Records for this task Start Marker
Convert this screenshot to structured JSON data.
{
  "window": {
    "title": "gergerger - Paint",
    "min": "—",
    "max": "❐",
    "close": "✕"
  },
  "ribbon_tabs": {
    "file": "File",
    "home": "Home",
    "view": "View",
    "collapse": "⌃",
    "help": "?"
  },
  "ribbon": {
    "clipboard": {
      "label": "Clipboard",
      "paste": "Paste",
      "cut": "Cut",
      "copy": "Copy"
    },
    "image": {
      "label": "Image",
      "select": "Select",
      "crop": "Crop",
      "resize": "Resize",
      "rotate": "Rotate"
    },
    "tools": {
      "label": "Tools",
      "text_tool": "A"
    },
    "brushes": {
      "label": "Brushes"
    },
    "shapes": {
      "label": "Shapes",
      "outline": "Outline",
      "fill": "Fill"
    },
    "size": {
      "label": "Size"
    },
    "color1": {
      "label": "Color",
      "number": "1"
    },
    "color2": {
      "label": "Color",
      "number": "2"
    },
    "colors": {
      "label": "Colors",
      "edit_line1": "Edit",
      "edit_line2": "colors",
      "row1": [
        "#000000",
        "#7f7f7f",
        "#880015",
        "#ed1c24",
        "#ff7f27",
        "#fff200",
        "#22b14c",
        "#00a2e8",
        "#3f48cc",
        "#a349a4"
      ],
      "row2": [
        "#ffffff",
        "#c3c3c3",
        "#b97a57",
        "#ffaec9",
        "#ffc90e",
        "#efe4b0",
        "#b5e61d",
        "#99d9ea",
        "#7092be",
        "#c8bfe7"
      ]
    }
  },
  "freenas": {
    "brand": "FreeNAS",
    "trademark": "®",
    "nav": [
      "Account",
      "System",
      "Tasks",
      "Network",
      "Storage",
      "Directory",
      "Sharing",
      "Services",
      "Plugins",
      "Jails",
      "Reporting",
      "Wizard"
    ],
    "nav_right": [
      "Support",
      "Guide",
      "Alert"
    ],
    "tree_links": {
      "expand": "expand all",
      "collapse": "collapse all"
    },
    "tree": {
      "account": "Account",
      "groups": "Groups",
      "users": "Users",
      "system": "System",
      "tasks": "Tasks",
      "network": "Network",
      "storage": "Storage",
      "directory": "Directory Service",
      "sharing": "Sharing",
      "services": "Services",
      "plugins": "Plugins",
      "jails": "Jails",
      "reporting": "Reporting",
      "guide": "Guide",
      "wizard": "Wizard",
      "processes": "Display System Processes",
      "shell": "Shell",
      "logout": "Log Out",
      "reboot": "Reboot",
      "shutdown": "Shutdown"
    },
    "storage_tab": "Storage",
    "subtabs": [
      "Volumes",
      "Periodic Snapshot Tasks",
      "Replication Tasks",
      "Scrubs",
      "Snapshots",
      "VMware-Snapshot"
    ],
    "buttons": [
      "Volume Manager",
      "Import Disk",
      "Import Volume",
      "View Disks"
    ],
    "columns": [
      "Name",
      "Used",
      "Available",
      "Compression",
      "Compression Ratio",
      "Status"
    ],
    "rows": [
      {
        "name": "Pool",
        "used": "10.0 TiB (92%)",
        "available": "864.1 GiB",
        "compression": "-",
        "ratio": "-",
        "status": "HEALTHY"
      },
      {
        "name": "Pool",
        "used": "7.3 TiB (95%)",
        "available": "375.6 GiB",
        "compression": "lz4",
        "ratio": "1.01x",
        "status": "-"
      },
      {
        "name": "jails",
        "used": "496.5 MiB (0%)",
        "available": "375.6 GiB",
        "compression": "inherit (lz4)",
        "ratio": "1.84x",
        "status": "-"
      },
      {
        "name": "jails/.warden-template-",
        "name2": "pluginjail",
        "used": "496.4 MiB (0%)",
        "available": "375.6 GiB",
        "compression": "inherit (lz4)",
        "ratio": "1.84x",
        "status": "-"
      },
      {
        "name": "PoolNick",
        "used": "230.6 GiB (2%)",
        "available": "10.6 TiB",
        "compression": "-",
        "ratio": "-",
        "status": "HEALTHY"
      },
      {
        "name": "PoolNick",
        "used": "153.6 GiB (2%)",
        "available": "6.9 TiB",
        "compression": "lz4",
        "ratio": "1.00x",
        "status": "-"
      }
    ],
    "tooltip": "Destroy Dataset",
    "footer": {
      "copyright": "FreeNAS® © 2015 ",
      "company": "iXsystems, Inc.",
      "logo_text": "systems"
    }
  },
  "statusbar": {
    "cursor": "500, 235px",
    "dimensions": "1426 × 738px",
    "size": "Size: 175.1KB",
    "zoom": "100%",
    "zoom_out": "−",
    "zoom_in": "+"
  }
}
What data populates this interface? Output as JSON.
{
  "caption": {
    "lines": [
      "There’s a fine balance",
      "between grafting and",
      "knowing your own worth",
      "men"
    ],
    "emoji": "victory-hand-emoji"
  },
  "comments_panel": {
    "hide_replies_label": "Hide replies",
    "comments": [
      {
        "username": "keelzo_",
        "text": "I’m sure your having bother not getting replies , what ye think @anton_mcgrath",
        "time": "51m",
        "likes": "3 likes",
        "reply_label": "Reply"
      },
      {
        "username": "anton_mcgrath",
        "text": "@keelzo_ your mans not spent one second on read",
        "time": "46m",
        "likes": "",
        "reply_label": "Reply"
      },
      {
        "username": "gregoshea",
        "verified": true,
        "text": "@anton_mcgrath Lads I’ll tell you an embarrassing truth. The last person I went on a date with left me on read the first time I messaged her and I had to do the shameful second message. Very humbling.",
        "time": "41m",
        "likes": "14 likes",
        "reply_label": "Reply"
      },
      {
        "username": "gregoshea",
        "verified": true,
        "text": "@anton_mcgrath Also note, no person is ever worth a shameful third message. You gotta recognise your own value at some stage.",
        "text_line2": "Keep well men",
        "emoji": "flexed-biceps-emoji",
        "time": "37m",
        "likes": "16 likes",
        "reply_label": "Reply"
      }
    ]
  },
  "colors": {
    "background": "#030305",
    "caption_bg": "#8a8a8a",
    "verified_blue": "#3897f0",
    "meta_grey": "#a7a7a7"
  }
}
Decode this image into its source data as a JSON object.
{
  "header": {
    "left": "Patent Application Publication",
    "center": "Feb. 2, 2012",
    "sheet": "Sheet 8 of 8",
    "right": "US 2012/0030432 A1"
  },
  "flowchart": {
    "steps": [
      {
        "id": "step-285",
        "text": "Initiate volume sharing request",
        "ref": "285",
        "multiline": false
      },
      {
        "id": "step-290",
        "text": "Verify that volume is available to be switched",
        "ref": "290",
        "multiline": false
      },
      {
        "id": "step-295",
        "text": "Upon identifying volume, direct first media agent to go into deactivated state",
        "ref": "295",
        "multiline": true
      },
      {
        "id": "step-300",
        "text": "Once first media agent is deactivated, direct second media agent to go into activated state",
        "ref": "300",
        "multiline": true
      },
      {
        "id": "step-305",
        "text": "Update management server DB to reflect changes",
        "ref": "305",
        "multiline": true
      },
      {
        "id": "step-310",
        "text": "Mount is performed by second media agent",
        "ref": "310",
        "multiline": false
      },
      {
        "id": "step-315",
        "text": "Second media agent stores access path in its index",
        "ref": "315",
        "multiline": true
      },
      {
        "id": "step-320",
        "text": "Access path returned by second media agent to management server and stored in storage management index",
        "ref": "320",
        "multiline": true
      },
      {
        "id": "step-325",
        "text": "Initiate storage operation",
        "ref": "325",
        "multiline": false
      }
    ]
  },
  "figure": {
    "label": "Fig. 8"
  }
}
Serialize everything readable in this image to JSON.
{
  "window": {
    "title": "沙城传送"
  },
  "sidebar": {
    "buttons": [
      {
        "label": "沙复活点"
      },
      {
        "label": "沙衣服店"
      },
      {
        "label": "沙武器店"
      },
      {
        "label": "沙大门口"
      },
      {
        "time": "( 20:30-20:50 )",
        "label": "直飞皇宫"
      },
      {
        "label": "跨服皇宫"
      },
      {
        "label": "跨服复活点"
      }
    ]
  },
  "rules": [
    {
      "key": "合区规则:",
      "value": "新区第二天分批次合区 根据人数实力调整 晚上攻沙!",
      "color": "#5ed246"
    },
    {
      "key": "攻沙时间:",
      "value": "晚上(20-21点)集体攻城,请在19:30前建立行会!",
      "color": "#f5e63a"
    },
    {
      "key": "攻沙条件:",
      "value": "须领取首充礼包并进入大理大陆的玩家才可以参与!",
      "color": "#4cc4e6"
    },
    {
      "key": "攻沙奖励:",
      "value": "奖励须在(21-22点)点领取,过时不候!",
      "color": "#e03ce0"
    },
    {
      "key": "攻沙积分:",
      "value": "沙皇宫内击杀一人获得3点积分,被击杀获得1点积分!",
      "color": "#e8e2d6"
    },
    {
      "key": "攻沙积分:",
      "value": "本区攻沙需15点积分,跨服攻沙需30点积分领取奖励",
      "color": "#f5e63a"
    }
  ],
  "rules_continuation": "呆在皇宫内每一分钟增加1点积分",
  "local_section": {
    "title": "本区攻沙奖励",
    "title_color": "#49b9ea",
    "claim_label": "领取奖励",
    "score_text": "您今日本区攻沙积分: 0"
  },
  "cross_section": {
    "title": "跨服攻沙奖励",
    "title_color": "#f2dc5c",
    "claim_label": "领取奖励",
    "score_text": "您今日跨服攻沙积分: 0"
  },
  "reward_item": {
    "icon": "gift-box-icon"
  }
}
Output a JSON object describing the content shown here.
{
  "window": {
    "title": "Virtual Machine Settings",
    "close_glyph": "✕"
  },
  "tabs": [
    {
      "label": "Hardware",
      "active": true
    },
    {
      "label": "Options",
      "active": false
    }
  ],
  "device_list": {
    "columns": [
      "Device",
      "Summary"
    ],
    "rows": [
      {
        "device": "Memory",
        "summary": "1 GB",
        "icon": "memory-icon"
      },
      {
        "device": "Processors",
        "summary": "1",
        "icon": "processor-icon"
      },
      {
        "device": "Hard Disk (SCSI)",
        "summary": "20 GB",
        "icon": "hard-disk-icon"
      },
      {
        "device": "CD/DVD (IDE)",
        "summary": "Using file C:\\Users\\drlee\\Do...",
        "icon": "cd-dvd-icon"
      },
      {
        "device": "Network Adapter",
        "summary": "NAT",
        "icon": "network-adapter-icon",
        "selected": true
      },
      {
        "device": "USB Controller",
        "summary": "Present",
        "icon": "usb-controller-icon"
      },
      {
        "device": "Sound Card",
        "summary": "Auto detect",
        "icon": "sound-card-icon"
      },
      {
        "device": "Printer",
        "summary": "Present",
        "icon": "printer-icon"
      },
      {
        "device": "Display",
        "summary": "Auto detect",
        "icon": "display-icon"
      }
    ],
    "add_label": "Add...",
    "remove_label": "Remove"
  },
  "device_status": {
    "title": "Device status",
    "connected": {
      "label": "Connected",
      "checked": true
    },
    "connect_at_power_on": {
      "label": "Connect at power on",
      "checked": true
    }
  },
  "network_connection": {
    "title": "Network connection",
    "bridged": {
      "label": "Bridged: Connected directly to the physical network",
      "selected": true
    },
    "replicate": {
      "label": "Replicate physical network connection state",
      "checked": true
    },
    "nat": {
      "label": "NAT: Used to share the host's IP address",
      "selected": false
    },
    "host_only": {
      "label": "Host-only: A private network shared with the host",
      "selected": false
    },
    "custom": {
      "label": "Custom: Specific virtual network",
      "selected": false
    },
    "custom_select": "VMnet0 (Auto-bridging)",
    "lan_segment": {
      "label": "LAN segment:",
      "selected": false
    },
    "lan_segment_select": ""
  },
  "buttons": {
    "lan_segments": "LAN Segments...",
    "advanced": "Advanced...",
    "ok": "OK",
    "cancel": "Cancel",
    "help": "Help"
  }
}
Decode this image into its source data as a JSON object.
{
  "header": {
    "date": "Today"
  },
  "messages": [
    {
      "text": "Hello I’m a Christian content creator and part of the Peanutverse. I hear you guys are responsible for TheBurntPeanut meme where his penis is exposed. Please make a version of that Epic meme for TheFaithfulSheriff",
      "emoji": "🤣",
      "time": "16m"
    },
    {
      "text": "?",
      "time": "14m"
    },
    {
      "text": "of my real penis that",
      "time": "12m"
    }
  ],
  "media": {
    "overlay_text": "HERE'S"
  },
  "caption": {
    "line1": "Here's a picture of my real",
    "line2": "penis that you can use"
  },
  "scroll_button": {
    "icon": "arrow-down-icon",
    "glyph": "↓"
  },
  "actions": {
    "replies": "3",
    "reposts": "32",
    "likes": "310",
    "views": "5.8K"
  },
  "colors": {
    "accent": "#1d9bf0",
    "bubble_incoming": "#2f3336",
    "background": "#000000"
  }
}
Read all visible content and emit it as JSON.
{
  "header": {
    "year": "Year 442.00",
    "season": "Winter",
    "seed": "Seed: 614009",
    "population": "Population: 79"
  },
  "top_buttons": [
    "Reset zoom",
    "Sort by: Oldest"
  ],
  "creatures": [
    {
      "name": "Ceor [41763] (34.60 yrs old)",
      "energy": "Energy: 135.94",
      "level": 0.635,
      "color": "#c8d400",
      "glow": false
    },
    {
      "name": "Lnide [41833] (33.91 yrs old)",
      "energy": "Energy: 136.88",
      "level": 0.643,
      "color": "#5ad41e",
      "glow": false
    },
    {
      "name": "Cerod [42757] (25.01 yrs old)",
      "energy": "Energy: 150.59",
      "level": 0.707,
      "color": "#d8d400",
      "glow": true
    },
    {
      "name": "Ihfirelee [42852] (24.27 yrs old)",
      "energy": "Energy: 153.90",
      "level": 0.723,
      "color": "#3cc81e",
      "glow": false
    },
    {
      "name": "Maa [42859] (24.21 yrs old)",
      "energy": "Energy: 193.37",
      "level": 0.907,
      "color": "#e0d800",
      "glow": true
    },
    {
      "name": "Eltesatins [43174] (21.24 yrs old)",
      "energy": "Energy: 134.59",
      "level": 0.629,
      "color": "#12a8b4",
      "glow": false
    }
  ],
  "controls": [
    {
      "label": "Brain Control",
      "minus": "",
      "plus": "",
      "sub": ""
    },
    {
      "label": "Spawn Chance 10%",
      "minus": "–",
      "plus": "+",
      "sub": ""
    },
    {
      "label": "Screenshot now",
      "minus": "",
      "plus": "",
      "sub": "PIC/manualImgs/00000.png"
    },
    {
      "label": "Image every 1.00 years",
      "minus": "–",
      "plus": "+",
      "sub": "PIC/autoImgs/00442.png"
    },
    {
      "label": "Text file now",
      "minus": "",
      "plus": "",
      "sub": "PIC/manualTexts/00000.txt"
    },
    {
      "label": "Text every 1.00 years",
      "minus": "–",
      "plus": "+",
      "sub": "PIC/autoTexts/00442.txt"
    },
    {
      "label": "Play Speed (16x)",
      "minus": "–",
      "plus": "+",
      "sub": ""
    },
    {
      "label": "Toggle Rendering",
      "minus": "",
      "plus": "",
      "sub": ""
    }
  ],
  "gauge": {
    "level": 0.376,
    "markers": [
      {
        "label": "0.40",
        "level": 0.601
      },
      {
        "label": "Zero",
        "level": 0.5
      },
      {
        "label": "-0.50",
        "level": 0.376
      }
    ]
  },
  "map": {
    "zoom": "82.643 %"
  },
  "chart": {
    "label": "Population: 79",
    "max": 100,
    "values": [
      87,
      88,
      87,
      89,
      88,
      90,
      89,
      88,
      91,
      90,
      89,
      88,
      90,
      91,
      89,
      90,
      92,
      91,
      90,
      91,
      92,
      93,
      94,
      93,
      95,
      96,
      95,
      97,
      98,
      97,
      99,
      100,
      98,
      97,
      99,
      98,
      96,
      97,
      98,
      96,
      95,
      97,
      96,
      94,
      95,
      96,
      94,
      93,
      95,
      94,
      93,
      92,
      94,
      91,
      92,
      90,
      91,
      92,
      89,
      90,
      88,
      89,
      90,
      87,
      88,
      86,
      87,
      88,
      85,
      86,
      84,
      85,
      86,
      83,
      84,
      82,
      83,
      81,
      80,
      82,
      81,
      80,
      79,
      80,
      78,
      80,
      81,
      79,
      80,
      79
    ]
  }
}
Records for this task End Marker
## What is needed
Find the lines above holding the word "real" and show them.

## Solution below
      "text": "of my real penis that",
    "line1": "Here's a picture of my real",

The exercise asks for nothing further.